# [Exercise aim]
Look through the records below and say how many lines include "hand". Give only that number.

Page and application data records:
-----
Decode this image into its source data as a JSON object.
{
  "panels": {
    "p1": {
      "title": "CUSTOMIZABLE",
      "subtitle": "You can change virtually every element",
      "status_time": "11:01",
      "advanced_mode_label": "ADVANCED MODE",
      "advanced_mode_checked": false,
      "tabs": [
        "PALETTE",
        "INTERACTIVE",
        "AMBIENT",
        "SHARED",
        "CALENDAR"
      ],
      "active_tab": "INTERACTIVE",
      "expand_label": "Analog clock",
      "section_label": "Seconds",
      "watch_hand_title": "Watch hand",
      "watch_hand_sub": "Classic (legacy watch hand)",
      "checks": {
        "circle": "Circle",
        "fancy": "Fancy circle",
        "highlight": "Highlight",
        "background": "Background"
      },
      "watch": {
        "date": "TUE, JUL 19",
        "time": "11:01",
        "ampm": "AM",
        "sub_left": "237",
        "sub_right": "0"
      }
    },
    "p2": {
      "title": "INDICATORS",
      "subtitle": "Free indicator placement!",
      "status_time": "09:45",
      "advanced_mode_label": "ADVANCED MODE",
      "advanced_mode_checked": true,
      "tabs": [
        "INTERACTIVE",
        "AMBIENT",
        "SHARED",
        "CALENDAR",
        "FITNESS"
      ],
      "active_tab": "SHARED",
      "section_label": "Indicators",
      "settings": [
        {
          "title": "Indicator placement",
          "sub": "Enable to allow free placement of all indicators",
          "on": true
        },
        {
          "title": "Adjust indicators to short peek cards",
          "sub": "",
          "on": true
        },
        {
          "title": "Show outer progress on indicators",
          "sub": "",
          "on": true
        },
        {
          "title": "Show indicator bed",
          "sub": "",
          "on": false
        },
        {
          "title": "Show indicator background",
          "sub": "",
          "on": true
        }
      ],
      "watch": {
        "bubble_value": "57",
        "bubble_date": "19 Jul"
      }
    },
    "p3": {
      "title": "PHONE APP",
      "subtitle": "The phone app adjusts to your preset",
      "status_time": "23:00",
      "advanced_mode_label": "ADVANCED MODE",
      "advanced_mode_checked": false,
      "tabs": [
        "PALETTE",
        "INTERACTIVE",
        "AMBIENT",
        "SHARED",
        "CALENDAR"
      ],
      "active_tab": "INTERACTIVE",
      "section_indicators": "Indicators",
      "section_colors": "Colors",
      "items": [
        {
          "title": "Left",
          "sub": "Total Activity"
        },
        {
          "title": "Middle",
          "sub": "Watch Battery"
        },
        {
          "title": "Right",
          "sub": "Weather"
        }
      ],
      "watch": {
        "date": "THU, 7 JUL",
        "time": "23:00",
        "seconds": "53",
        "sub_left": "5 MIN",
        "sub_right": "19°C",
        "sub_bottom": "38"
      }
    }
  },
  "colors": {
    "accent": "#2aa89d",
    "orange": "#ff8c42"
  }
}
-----
# [Expected answer]
2